▶ [Your task]
Your reply should reproduce each line below exactly and carry none of the pictures.

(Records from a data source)
* * * * *
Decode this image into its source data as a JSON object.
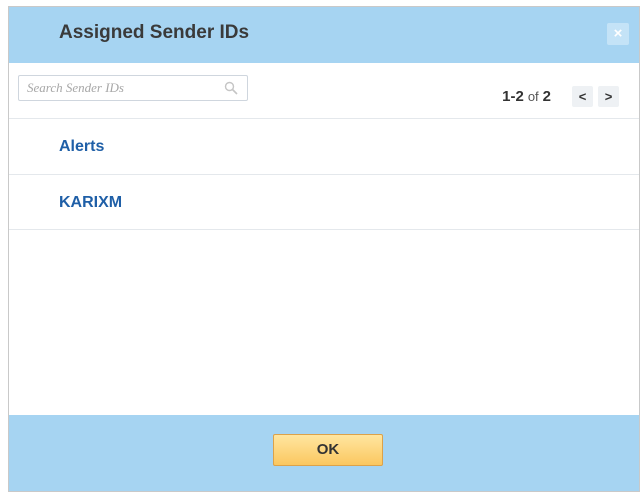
{
  "dialog": {
    "title": "Assigned Sender IDs",
    "close_icon": "close-icon",
    "close_glyph": "×"
  },
  "search": {
    "placeholder": "Search Sender IDs",
    "value": "",
    "icon": "search-icon"
  },
  "pager": {
    "range": "1-2",
    "of": "of",
    "total": "2",
    "prev_glyph": "<",
    "next_glyph": ">"
  },
  "items": [
    {
      "label": "Alerts"
    },
    {
      "label": "KARIXM"
    }
  ],
  "footer": {
    "ok_label": "OK"
  },
  "colors": {
    "header_bg": "#a6d4f2",
    "link": "#1f5fa7",
    "ok_button": "#fbc760"
  }
}
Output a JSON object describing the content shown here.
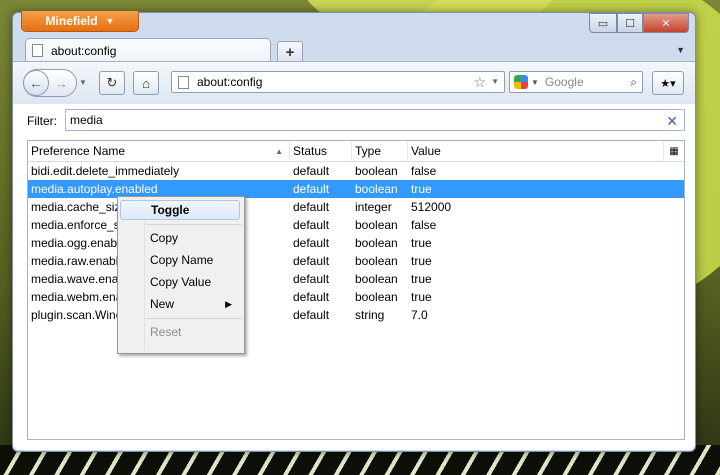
{
  "app": {
    "menu_button_label": "Minefield"
  },
  "window_controls": {
    "minimize": "▭",
    "maximize": "☐",
    "close": "✕"
  },
  "tab": {
    "title": "about:config",
    "new_tab_label": "+"
  },
  "navbar": {
    "url": "about:config",
    "search_placeholder": "Google",
    "back_glyph": "←",
    "forward_glyph": "→",
    "reload_glyph": "↻",
    "home_glyph": "⌂"
  },
  "filter": {
    "label": "Filter:",
    "value": "media",
    "clear_glyph": "✕"
  },
  "table": {
    "columns": [
      "Preference Name",
      "Status",
      "Type",
      "Value"
    ],
    "rows": [
      {
        "name": "bidi.edit.delete_immediately",
        "status": "default",
        "type": "boolean",
        "value": "false"
      },
      {
        "name": "media.autoplay.enabled",
        "status": "default",
        "type": "boolean",
        "value": "true",
        "selected": true
      },
      {
        "name": "media.cache_size",
        "status": "default",
        "type": "integer",
        "value": "512000"
      },
      {
        "name": "media.enforce_sa",
        "status": "default",
        "type": "boolean",
        "value": "false"
      },
      {
        "name": "media.ogg.enabl",
        "status": "default",
        "type": "boolean",
        "value": "true"
      },
      {
        "name": "media.raw.enable",
        "status": "default",
        "type": "boolean",
        "value": "true"
      },
      {
        "name": "media.wave.enab",
        "status": "default",
        "type": "boolean",
        "value": "true"
      },
      {
        "name": "media.webm.ena",
        "status": "default",
        "type": "boolean",
        "value": "true"
      },
      {
        "name": "plugin.scan.Winc",
        "status": "default",
        "type": "string",
        "value": "7.0"
      }
    ]
  },
  "context_menu": {
    "items": [
      "Toggle",
      "Copy",
      "Copy Name",
      "Copy Value",
      "New",
      "Reset"
    ],
    "highlighted": "Toggle",
    "disabled": [
      "Reset"
    ]
  },
  "colors": {
    "selection": "#3399ff",
    "app_button": "#e5700f"
  }
}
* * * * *
▶ [Response below]
Decode this image into its source data as a JSON object.
{
  "dialog": {
    "title": "Assigned Sender IDs",
    "close_icon": "close-icon",
    "close_glyph": "×"
  },
  "search": {
    "placeholder": "Search Sender IDs",
    "value": "",
    "icon": "search-icon"
  },
  "pager": {
    "range": "1-2",
    "of": "of",
    "total": "2",
    "prev_glyph": "<",
    "next_glyph": ">"
  },
  "items": [
    {
      "label": "Alerts"
    },
    {
      "label": "KARIXM"
    }
  ],
  "footer": {
    "ok_label": "OK"
  },
  "colors": {
    "header_bg": "#a6d4f2",
    "link": "#1f5fa7",
    "ok_button": "#fbc760"
  }
}
Output a JSON object describing the content shown here.
{
  "app": {
    "menu_button_label": "Minefield"
  },
  "window_controls": {
    "minimize": "▭",
    "maximize": "☐",
    "close": "✕"
  },
  "tab": {
    "title": "about:config",
    "new_tab_label": "+"
  },
  "navbar": {
    "url": "about:config",
    "search_placeholder": "Google",
    "back_glyph": "←",
    "forward_glyph": "→",
    "reload_glyph": "↻",
    "home_glyph": "⌂"
  },
  "filter": {
    "label": "Filter:",
    "value": "media",
    "clear_glyph": "✕"
  },
  "table": {
    "columns": [
      "Preference Name",
      "Status",
      "Type",
      "Value"
    ],
    "rows": [
      {
        "name": "bidi.edit.delete_immediately",
        "status": "default",
        "type": "boolean",
        "value": "false"
      },
      {
        "name": "media.autoplay.enabled",
        "status": "default",
        "type": "boolean",
        "value": "true",
        "selected": true
      },
      {
        "name": "media.cache_size",
        "status": "default",
        "type": "integer",
        "value": "512000"
      },
      {
        "name": "media.enforce_sa",
        "status": "default",
        "type": "boolean",
        "value": "false"
      },
      {
        "name": "media.ogg.enabl",
        "status": "default",
        "type": "boolean",
        "value": "true"
      },
      {
        "name": "media.raw.enable",
        "status": "default",
        "type": "boolean",
        "value": "true"
      },
      {
        "name": "media.wave.enab",
        "status": "default",
        "type": "boolean",
        "value": "true"
      },
      {
        "name": "media.webm.ena",
        "status": "default",
        "type": "boolean",
        "value": "true"
      },
      {
        "name": "plugin.scan.Winc",
        "status": "default",
        "type": "string",
        "value": "7.0"
      }
    ]
  },
  "context_menu": {
    "items": [
      "Toggle",
      "Copy",
      "Copy Name",
      "Copy Value",
      "New",
      "Reset"
    ],
    "highlighted": "Toggle",
    "disabled": [
      "Reset"
    ]
  },
  "colors": {
    "selection": "#3399ff",
    "app_button": "#e5700f"
  }
}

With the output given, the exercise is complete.